# DATA TO USE:
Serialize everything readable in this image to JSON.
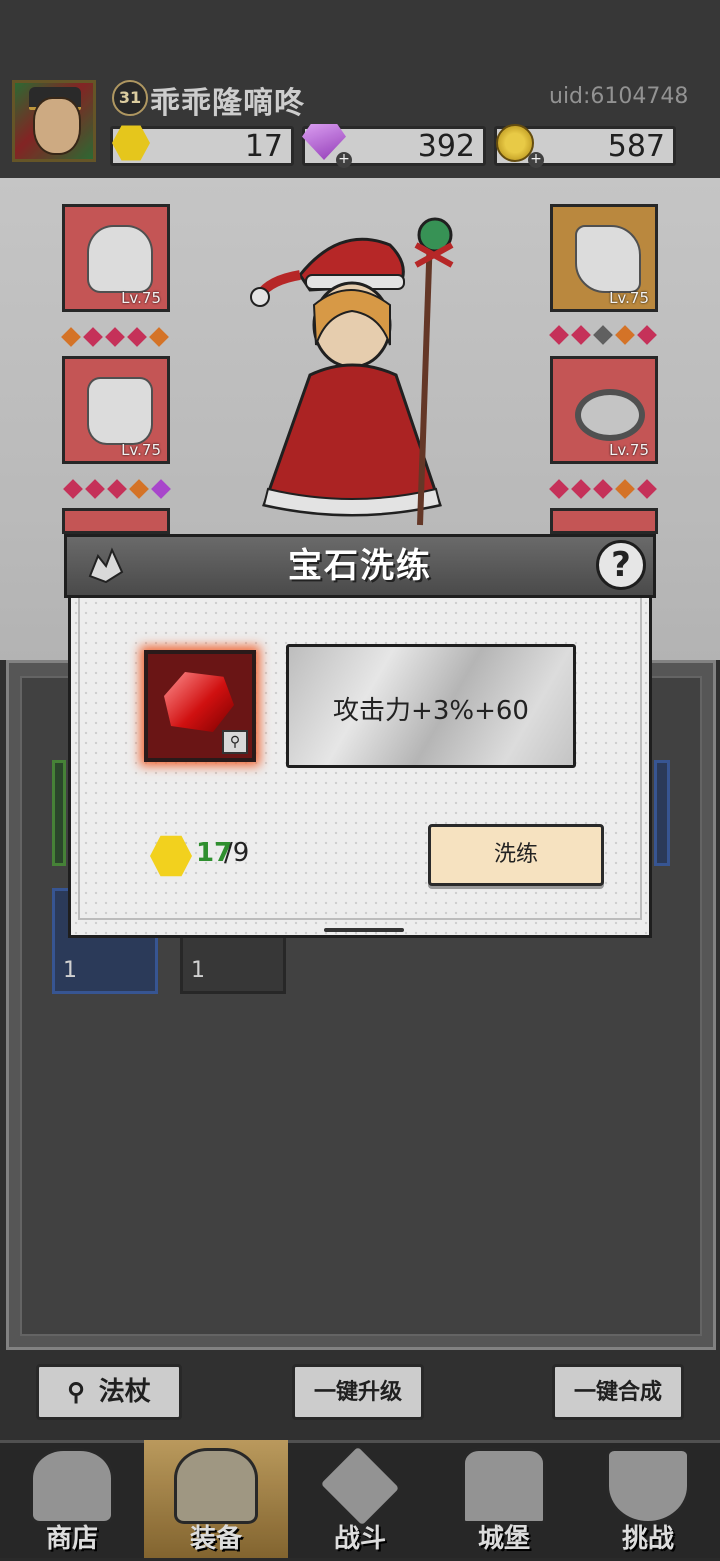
{
  "player": {
    "level": "31",
    "name": "乖乖隆嘀咚",
    "uid": "uid:6104748"
  },
  "resources": {
    "gold_gem": "17",
    "diamond": "392",
    "coin": "587"
  },
  "equipment": {
    "slots": [
      {
        "name": "hood",
        "level": "Lv.75"
      },
      {
        "name": "cape",
        "level": "Lv.75"
      },
      {
        "name": "gauntlet",
        "level": "Lv.75"
      },
      {
        "name": "ring",
        "level": "Lv.75"
      }
    ]
  },
  "gem_list": {
    "counts": [
      "1",
      "1"
    ]
  },
  "dialog": {
    "title": "宝石洗练",
    "help": "?",
    "stat": "攻击力+3%+60",
    "cost_have": "17",
    "cost_need": "/9",
    "refine_label": "洗练"
  },
  "bottom_buttons": {
    "staff_label": "法杖",
    "upgrade_label": "一键升级",
    "merge_label": "一键合成"
  },
  "nav": {
    "items": [
      {
        "label": "商店"
      },
      {
        "label": "装备"
      },
      {
        "label": "战斗"
      },
      {
        "label": "城堡"
      },
      {
        "label": "挑战"
      }
    ],
    "active_index": 1
  },
  "colors": {
    "accent_gold": "#f2d11e",
    "slot_red": "#cf5a5a",
    "slot_orange": "#c49042",
    "refine_button": "#f6e2c0",
    "cost_have": "#2f8f2f"
  }
}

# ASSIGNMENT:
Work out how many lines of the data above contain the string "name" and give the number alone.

# WRITTEN RESPONSE:
5